  5. ^ "Killer Online Double Feature on Friday!". Dreadcentral.com. Retrieved 2010-12-26.
  6. ^ Baker, Chris (1 October 2006). "The Best: Movies in the Public Domain". Wired. Retrieved 15 March 2018.
  7. ^ Nick Johnstone (1999). Abel Ferrara: The King of New York. Omnibus Press: 8-9
  8. ^ Nick Johnstone (1999). Abel Ferrara: The King of New York. Omnibus Press: 2
  9. ^ Nick Johnstone (1999). Abel Ferrara: The King of New York. Omnibus Press: 46
  10. ^ a b c d Video Nasties: The Definitive Guide. Nucleus Films
  11. ^ "Comparison of Theatrical Version and the Pre-Release Version of 'The Driller Killer'". movie-censorship.com. Retrieved 2017-02-18.
  12. ^ a b c d Nick Johnstone (1999). Abel Ferrara: The King of New York.
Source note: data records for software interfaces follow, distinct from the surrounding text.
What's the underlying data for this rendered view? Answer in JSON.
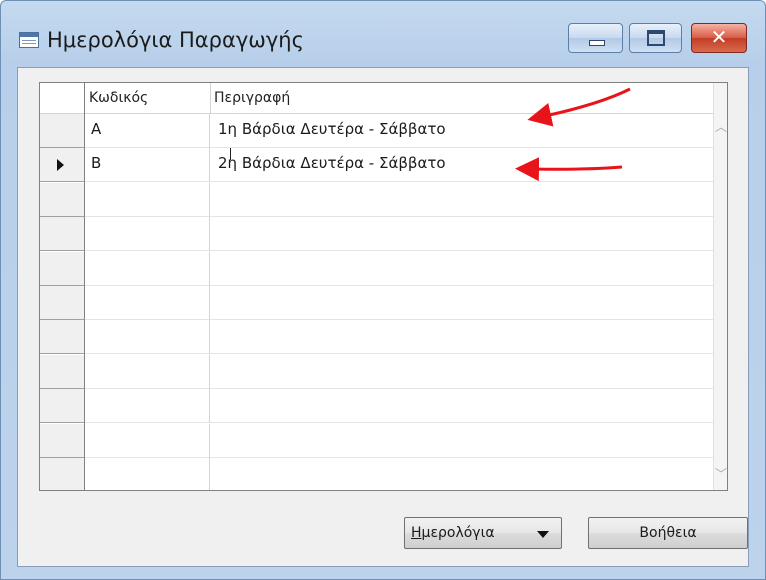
{
  "window": {
    "title": "Ημερολόγια Παραγωγής",
    "icon": "table-icon",
    "controls": {
      "minimize": "minimize-icon",
      "maximize": "maximize-icon",
      "close": "✕"
    }
  },
  "table": {
    "columns": [
      "Κωδικός",
      "Περιγραφή"
    ],
    "rows": [
      {
        "code": "A",
        "description": "1η Βάρδια Δευτέρα - Σάββατο",
        "current": false
      },
      {
        "code": "B",
        "description": "2η Βάρδια Δευτέρα - Σάββατο",
        "current": true
      }
    ],
    "empty_rows": 9
  },
  "buttons": {
    "calendar_accel": "Η",
    "calendar_rest": "μερολόγια",
    "help": "Βοήθεια"
  },
  "annotations": {
    "arrow_color": "#e8141a",
    "arrows": 2
  }
}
Omnibus Press: 13
  13. ^ ""The Driller Killer": Abel Ferrara puts us inside a killer's head in a rotten late 70s Big Apple-Night Flight". Archived from the original on 2019-06-27. Retrieved 2019-06-27.
  14. ^ Breaking Down All 72 Video Nasties! - Bloody Disgusting
  15. ^ Trailers From Hell
  16. ^ "The Driller Killer (1979)". Rotten Tomatoes. Fandango Media. Retrieved July 12, 2019.
  17. ^ Felix Vasquez Jr. (18 January 2007). "UK remake of cult classic 'Driller Killer'". Twitch.com. Archived from the original on February 5, 2013. Retrieved 17 January 2012.
  18. ^ MJ Simpson. "MJ Simpson Interview with Andrew Jones". MJ Simpson. Archived from the original on 7 February 2012. Retrieved 28 January 2012.
  19. ^ "Artists of tomorrow rediscover paint's potential". TheGuardian.com. 22 June 2012.
  20. ^ "A Driller Killer Double Bill - Screening at Sugarhouse Studios in London".
  21. ^ "DRILLER KILLER E2 (2012) | London's Artist Quarter".
  22. ^ Furman, Matthew L. (January 12, 2020). "'Detroit Driller Killer' (2020) Honors The Past While Carving Out Its Own Story". PopHorror. Archived from the original on 2020-06-04. Retrieved 2020-07-25.
  23. ^ "Rob Oldfield - Contact Info, Agent, Manager | IMDbPro". Archived from the original on 2021-04-06.
  24. ^ "Echo-12". Archived from the original on 2020-11-01.
  25. ^ "The Driller Killer - Production & Contact Info | IMDbPro". Archived from the original on 2021-04-06.

Further reading